Give every entry again, exactly.
· · · · ·
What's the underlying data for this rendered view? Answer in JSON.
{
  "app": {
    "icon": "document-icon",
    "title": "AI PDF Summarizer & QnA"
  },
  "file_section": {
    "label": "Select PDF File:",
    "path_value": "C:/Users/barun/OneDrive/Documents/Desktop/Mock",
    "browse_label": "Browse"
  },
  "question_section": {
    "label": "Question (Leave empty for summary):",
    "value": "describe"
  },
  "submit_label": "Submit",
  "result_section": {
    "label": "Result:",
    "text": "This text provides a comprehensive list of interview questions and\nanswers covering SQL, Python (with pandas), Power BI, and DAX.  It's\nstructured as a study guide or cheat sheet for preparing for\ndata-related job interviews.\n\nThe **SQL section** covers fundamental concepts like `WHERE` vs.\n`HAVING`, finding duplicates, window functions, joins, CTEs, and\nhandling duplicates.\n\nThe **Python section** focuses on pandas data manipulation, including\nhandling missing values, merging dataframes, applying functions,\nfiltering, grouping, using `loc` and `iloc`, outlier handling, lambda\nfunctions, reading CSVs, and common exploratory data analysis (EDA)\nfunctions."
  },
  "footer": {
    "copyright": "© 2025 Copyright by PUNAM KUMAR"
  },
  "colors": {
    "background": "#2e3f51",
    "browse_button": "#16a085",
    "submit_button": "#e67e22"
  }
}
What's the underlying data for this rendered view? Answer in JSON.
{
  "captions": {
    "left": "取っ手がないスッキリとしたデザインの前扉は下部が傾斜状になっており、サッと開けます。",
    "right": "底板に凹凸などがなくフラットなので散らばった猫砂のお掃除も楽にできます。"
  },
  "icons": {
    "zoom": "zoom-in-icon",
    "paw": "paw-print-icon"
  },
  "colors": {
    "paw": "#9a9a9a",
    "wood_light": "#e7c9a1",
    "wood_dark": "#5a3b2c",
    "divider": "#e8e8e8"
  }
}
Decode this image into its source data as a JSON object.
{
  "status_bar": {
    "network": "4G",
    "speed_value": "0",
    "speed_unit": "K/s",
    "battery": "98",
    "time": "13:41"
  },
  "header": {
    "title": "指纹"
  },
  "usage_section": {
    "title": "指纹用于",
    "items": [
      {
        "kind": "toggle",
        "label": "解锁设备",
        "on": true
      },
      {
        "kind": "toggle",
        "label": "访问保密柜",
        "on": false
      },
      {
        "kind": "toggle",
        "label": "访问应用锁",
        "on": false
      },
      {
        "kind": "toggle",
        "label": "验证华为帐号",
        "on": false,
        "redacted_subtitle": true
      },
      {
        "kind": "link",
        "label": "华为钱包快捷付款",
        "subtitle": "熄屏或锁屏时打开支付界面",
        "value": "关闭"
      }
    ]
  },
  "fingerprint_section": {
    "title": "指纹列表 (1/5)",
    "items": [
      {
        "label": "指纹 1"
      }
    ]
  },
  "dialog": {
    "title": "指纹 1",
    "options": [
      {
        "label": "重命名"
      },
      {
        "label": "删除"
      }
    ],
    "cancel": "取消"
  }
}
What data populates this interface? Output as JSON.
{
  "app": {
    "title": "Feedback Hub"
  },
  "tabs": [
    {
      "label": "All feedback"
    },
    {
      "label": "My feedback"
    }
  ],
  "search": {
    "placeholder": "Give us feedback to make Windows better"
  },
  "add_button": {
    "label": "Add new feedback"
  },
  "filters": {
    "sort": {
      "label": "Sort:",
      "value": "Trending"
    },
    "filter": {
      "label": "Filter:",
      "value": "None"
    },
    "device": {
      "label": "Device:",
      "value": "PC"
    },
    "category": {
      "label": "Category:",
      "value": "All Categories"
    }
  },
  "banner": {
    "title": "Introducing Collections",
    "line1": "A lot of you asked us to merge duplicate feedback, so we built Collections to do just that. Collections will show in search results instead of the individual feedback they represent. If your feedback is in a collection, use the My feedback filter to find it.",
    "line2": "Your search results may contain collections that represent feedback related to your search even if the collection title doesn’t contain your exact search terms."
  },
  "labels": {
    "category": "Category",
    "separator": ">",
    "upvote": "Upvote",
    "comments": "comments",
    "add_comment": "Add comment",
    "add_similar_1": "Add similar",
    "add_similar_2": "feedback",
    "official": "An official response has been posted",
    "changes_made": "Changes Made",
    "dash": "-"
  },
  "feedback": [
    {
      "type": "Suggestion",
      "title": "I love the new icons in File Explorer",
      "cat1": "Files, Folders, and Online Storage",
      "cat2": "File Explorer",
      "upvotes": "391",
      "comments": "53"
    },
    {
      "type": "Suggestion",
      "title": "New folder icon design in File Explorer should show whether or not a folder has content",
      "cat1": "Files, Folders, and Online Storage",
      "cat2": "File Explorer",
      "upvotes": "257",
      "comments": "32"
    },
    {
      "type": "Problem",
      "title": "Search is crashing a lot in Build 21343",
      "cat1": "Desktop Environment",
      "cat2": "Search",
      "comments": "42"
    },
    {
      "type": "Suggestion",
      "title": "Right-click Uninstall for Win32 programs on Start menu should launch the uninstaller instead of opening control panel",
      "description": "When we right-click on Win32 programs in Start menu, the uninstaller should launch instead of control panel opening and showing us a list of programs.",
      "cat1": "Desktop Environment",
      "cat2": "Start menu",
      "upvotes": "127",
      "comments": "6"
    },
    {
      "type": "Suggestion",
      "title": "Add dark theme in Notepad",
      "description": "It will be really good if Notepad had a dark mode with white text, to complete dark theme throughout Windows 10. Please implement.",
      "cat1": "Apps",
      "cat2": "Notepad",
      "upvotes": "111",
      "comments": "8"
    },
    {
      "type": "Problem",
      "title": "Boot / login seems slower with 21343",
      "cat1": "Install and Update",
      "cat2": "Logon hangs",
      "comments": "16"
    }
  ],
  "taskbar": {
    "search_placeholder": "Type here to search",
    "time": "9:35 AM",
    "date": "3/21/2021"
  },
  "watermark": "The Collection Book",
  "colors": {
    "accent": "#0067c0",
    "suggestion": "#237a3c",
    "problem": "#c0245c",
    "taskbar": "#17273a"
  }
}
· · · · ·
▶ _ANSWER FOR THE TASK_
What's the underlying data for this rendered view? Answer in JSON.
{
  "app": {
    "icon": "document-icon",
    "title": "AI PDF Summarizer & QnA"
  },
  "file_section": {
    "label": "Select PDF File:",
    "path_value": "C:/Users/barun/OneDrive/Documents/Desktop/Mock",
    "browse_label": "Browse"
  },
  "question_section": {
    "label": "Question (Leave empty for summary):",
    "value": "describe"
  },
  "submit_label": "Submit",
  "result_section": {
    "label": "Result:",
    "text": "This text provides a comprehensive list of interview questions and\nanswers covering SQL, Python (with pandas), Power BI, and DAX.  It's\nstructured as a study guide or cheat sheet for preparing for\ndata-related job interviews.\n\nThe **SQL section** covers fundamental concepts like `WHERE` vs.\n`HAVING`, finding duplicates, window functions, joins, CTEs, and\nhandling duplicates.\n\nThe **Python section** focuses on pandas data manipulation, including\nhandling missing values, merging dataframes, applying functions,\nfiltering, grouping, using `loc` and `iloc`, outlier handling, lambda\nfunctions, reading CSVs, and common exploratory data analysis (EDA)\nfunctions."
  },
  "footer": {
    "copyright": "© 2025 Copyright by PUNAM KUMAR"
  },
  "colors": {
    "background": "#2e3f51",
    "browse_button": "#16a085",
    "submit_button": "#e67e22"
  }
}
What's the underlying data for this rendered view? Answer in JSON.
{
  "captions": {
    "left": "取っ手がないスッキリとしたデザインの前扉は下部が傾斜状になっており、サッと開けます。",
    "right": "底板に凹凸などがなくフラットなので散らばった猫砂のお掃除も楽にできます。"
  },
  "icons": {
    "zoom": "zoom-in-icon",
    "paw": "paw-print-icon"
  },
  "colors": {
    "paw": "#9a9a9a",
    "wood_light": "#e7c9a1",
    "wood_dark": "#5a3b2c",
    "divider": "#e8e8e8"
  }
}
Decode this image into its source data as a JSON object.
{
  "status_bar": {
    "network": "4G",
    "speed_value": "0",
    "speed_unit": "K/s",
    "battery": "98",
    "time": "13:41"
  },
  "header": {
    "title": "指纹"
  },
  "usage_section": {
    "title": "指纹用于",
    "items": [
      {
        "kind": "toggle",
        "label": "解锁设备",
        "on": true
      },
      {
        "kind": "toggle",
        "label": "访问保密柜",
        "on": false
      },
      {
        "kind": "toggle",
        "label": "访问应用锁",
        "on": false
      },
      {
        "kind": "toggle",
        "label": "验证华为帐号",
        "on": false,
        "redacted_subtitle": true
      },
      {
        "kind": "link",
        "label": "华为钱包快捷付款",
        "subtitle": "熄屏或锁屏时打开支付界面",
        "value": "关闭"
      }
    ]
  },
  "fingerprint_section": {
    "title": "指纹列表 (1/5)",
    "items": [
      {
        "label": "指纹 1"
      }
    ]
  },
  "dialog": {
    "title": "指纹 1",
    "options": [
      {
        "label": "重命名"
      },
      {
        "label": "删除"
      }
    ],
    "cancel": "取消"
  }
}
What data populates this interface? Output as JSON.
{
  "app": {
    "title": "Feedback Hub"
  },
  "tabs": [
    {
      "label": "All feedback"
    },
    {
      "label": "My feedback"
    }
  ],
  "search": {
    "placeholder": "Give us feedback to make Windows better"
  },
  "add_button": {
    "label": "Add new feedback"
  },
  "filters": {
    "sort": {
      "label": "Sort:",
      "value": "Trending"
    },
    "filter": {
      "label": "Filter:",
      "value": "None"
    },
    "device": {
      "label": "Device:",
      "value": "PC"
    },
    "category": {
      "label": "Category:",
      "value": "All Categories"
    }
  },
  "banner": {
    "title": "Introducing Collections",
    "line1": "A lot of you asked us to merge duplicate feedback, so we built Collections to do just that. Collections will show in search results instead of the individual feedback they represent. If your feedback is in a collection, use the My feedback filter to find it.",
    "line2": "Your search results may contain collections that represent feedback related to your search even if the collection title doesn’t contain your exact search terms."
  },
  "labels": {
    "category": "Category",
    "separator": ">",
    "upvote": "Upvote",
    "comments": "comments",
    "add_comment": "Add comment",
    "add_similar_1": "Add similar",
    "add_similar_2": "feedback",
    "official": "An official response has been posted",
    "changes_made": "Changes Made",
    "dash": "-"
  },
  "feedback": [
    {
      "type": "Suggestion",
      "title": "I love the new icons in File Explorer",
      "cat1": "Files, Folders, and Online Storage",
      "cat2": "File Explorer",
      "upvotes": "391",
      "comments": "53"
    },
    {
      "type": "Suggestion",
      "title": "New folder icon design in File Explorer should show whether or not a folder has content",
      "cat1": "Files, Folders, and Online Storage",
      "cat2": "File Explorer",
      "upvotes": "257",
      "comments": "32"
    },
    {
      "type": "Problem",
      "title": "Search is crashing a lot in Build 21343",
      "cat1": "Desktop Environment",
      "cat2": "Search",
      "comments": "42"
    },
    {
      "type": "Suggestion",
      "title": "Right-click Uninstall for Win32 programs on Start menu should launch the uninstaller instead of opening control panel",
      "description": "When we right-click on Win32 programs in Start menu, the uninstaller should launch instead of control panel opening and showing us a list of programs.",
      "cat1": "Desktop Environment",
      "cat2": "Start menu",
      "upvotes": "127",
      "comments": "6"
    },
    {
      "type": "Suggestion",
      "title": "Add dark theme in Notepad",
      "description": "It will be really good if Notepad had a dark mode with white text, to complete dark theme throughout Windows 10. Please implement.",
      "cat1": "Apps",
      "cat2": "Notepad",
      "upvotes": "111",
      "comments": "8"
    },
    {
      "type": "Problem",
      "title": "Boot / login seems slower with 21343",
      "cat1": "Install and Update",
      "cat2": "Logon hangs",
      "comments": "16"
    }
  ],
  "taskbar": {
    "search_placeholder": "Type here to search",
    "time": "9:35 AM",
    "date": "3/21/2021"
  },
  "watermark": "The Collection Book",
  "colors": {
    "accent": "#0067c0",
    "suggestion": "#237a3c",
    "problem": "#c0245c",
    "taskbar": "#17273a"
  }
}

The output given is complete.